I was driven to the point of desperation and I said to her, “This disease is not going away. I want it to go away and God knows I’ve tried.” I know she doesn’t want to hear this. I imagine her eyes rolling as usual. I’ve said it many times in her anguish and in my anguish. “Life may be easier if you accept this disease in your life.”
She screamed, “Mom, I can’t accept it because it’s going to kill me!” At this point, we are yelling back and forth at each other, almost screaming while I’m driving along.
Tears are flowing down my cheeks too as I’m crying and talking. I said, “it just feels like it’s going to kill you, but if you accept it into your life, it’s going to give you something to work with instead of fight against.”

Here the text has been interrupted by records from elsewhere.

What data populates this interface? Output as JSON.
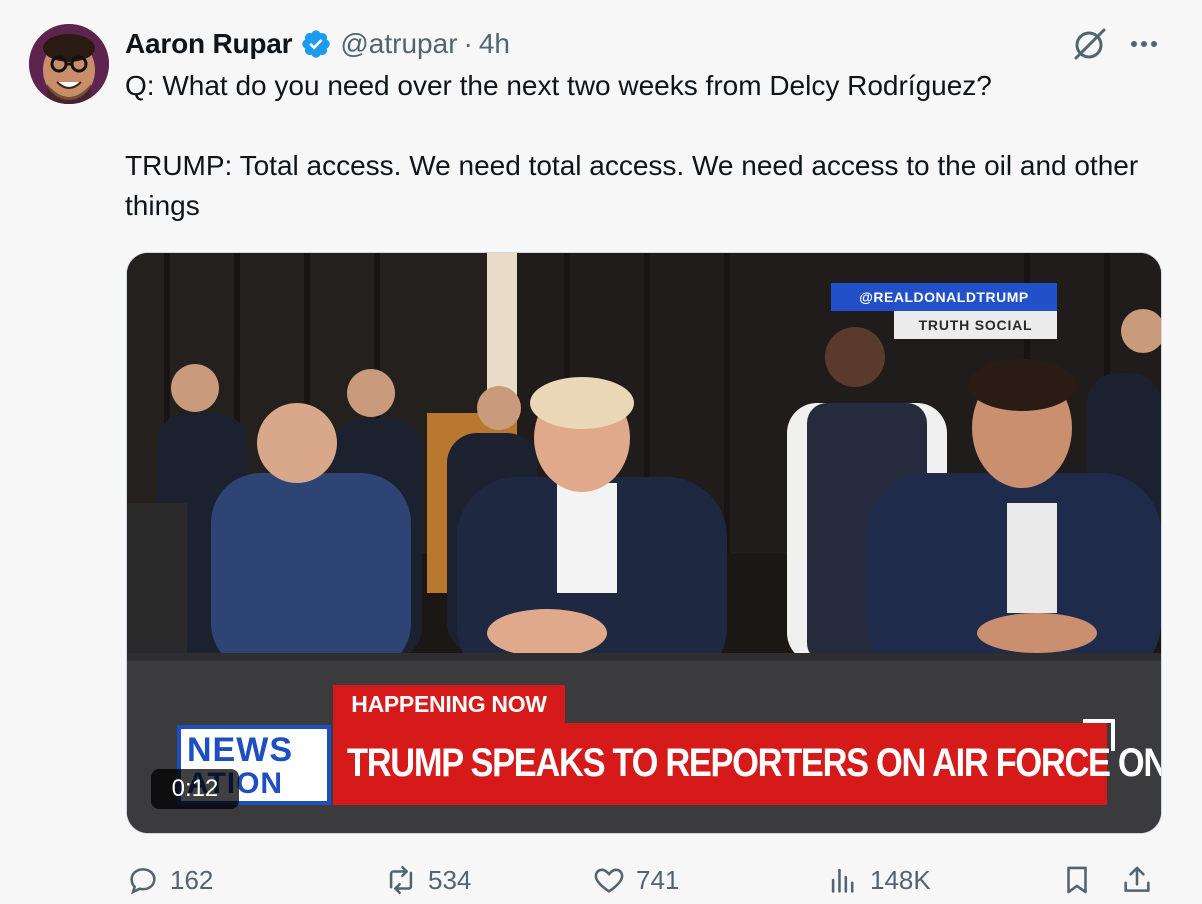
{
  "tweet": {
    "author_name": "Aaron Rupar",
    "handle": "@atrupar",
    "separator": "·",
    "time": "4h",
    "verified": true,
    "text_lines": [
      "Q: What do you need over the next two weeks from Delcy Rodríguez?",
      "TRUMP: Total access. We need total access. We need access to the oil and other things"
    ]
  },
  "video": {
    "overlay_handle": "@REALDONALDTRUMP",
    "overlay_platform": "TRUTH SOCIAL",
    "lower_third_tag": "HAPPENING NOW",
    "headline": "TRUMP SPEAKS TO REPORTERS ON AIR FORCE ONE",
    "network_line1": "NEWS",
    "network_line2": "ATION",
    "duration": "0:12"
  },
  "actions": {
    "replies": "162",
    "reposts": "534",
    "likes": "741",
    "views": "148K"
  },
  "colors": {
    "accent_blue": "#1d9bf0",
    "breaking_red": "#d61a1a",
    "network_blue": "#1d4fc0",
    "muted_text": "#536471"
  },
  "icons": [
    "verified-badge-icon",
    "grok-icon",
    "more-icon",
    "reply-icon",
    "repost-icon",
    "like-icon",
    "views-icon",
    "bookmark-icon",
    "share-icon"
  ]
}
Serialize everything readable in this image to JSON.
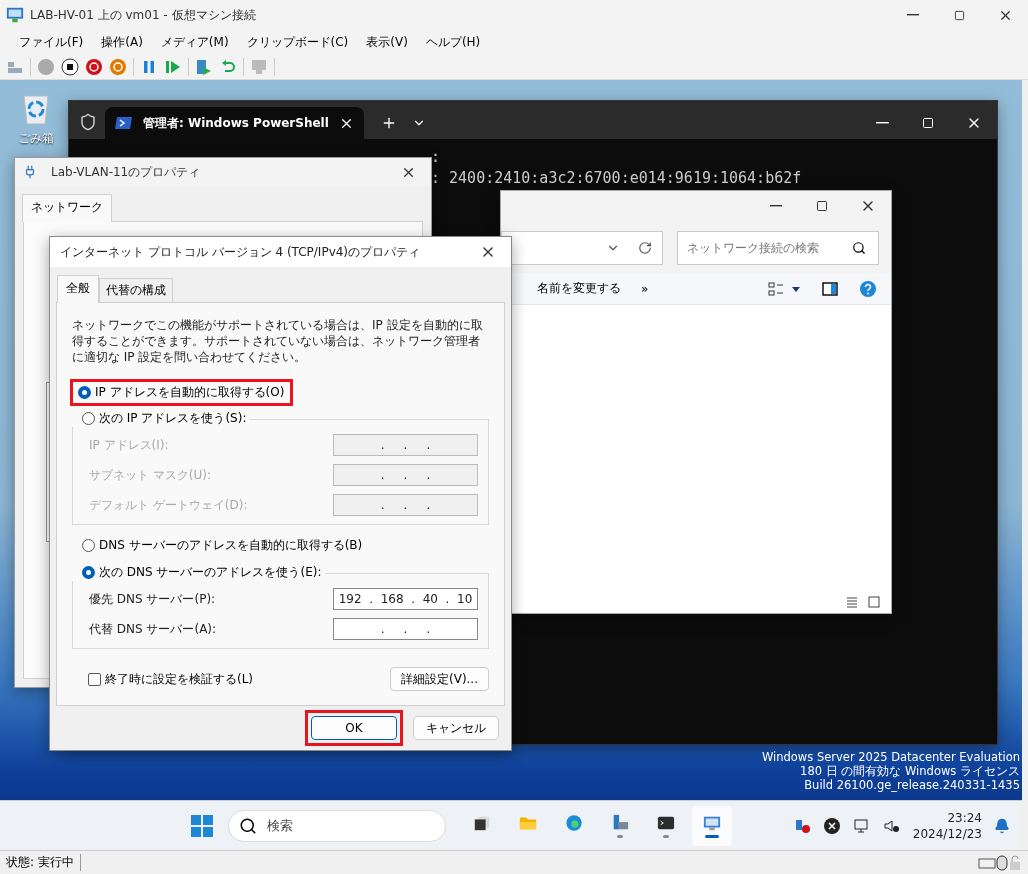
{
  "window": {
    "title": "LAB-HV-01 上の vm01  - 仮想マシン接続",
    "menu": [
      "ファイル(F)",
      "操作(A)",
      "メディア(M)",
      "クリップボード(C)",
      "表示(V)",
      "ヘルプ(H)"
    ]
  },
  "desktop": {
    "recycle_bin": "ごみ箱",
    "license_lines": [
      "Windows Server 2025 Datacenter Evaluation",
      "180 日 の間有効な Windows ライセンス",
      "Build 26100.ge_release.240331-1435"
    ]
  },
  "powershell": {
    "tab_title": "管理者: Windows PowerShell",
    "lines": [
      ":",
      ": 2400:2410:a3c2:6700:e014:9619:1064:b62f"
    ]
  },
  "adapter_properties": {
    "title": "Lab-VLAN-11のプロパティ",
    "tabs": [
      {
        "label": "ネットワーク",
        "selected": true
      }
    ]
  },
  "explorer": {
    "search_placeholder": "ネットワーク接続の検索",
    "command": "名前を変更する",
    "more": "»"
  },
  "ipv4_dialog": {
    "title": "インターネット プロトコル バージョン 4 (TCP/IPv4)のプロパティ",
    "tabs": [
      {
        "label": "全般",
        "selected": true
      },
      {
        "label": "代替の構成",
        "selected": false
      }
    ],
    "description": "ネットワークでこの機能がサポートされている場合は、IP 設定を自動的に取得することができます。サポートされていない場合は、ネットワーク管理者に適切な IP 設定を問い合わせてください。",
    "ip_auto": {
      "label": "IP アドレスを自動的に取得する(O)",
      "selected": true,
      "highlighted": true
    },
    "ip_manual": {
      "label": "次の IP アドレスを使う(S):",
      "selected": false
    },
    "ip_fields": [
      {
        "label": "IP アドレス(I):",
        "value": ".     .     .",
        "disabled": true
      },
      {
        "label": "サブネット マスク(U):",
        "value": ".     .     .",
        "disabled": true
      },
      {
        "label": "デフォルト ゲートウェイ(D):",
        "value": ".     .     .",
        "disabled": true
      }
    ],
    "dns_auto": {
      "label": "DNS サーバーのアドレスを自動的に取得する(B)",
      "selected": false
    },
    "dns_manual": {
      "label": "次の DNS サーバーのアドレスを使う(E):",
      "selected": true
    },
    "dns_fields": [
      {
        "label": "優先 DNS サーバー(P):",
        "value": "192  .  168  .  40  .  10",
        "disabled": false
      },
      {
        "label": "代替 DNS サーバー(A):",
        "value": ".     .     .",
        "disabled": false
      }
    ],
    "validate": {
      "label": "終了時に設定を検証する(L)",
      "checked": false
    },
    "advanced_button": "詳細設定(V)...",
    "buttons": [
      {
        "label": "OK",
        "highlighted": true,
        "default": true
      },
      {
        "label": "キャンセル",
        "highlighted": false,
        "default": false
      }
    ]
  },
  "taskbar": {
    "search_placeholder": "検索",
    "apps": [
      {
        "kind": "taskview",
        "running": false,
        "active": false
      },
      {
        "kind": "folder",
        "running": false,
        "active": false
      },
      {
        "kind": "browser",
        "running": false,
        "active": false
      },
      {
        "kind": "server",
        "running": true,
        "active": false
      },
      {
        "kind": "terminal",
        "running": true,
        "active": false
      },
      {
        "kind": "vm",
        "running": true,
        "active": true
      }
    ],
    "time": "23:24",
    "date": "2024/12/23"
  },
  "status_bar": {
    "text": "状態: 実行中"
  }
}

Then I told her my story with fibromyalgia. Every day, I waged a war with fibro. I can’t have you in my life because I can’t work. I can’t have you in my life because I can’t play racquetball any more. I can’t have you in my life cause I can’t have a life. There is nothing left of me. I am a useless person. I have no meaning. I’m just a lump on the couch, day by day, waiting for the minutes to pass by. I can’t. I won’t.
I reached a point of no return when I walked into my doctor’s office. I had had it. I was in so much pain I couldn’t stand it any more. I felt like a volcano ready to blow. I checked in with the receptionist and was pacing. The nurse came out to get me and asked how I was. I exploded and I burst into tears screaming I couldn’t take the pain any more. I couldn’t stand it. I was desperate. I reached a point of no return. Nothing helped me relieve the pain. It felt like someone was standing there with a knife just jabbing me over and over again and I cried uncle. It was at this point I stopped fighting. STOP FIGHTING. This disease is not going away. This condition is not going away. The reality of this disease is not going away UNLESS and UNTIL I stop the fight and allow it into my life.
Taking a breath here, of course, nothing is easy. We all wage war with that which we don’t want. Usually it goes away when we grimace and scream and fight and kick our way through something, but when life changing events happen, they don’t go away. They persist and we resist. The key we hold is our acceptance to this change. If we accept the disease, the disturbance, the big elephant in the room, a miraculous thing happens. The way we perceive our challenge changes and we start accommodating ourselves around the event. We open our brains to new ideas to compromise around that which is not moving and suddenly we are moving again.
My daughter and I were speeding along the highway fighting up hill. She said to me, “I don’t know why, but I feel calmer.” She started easing into her calmness and relaxed more and more.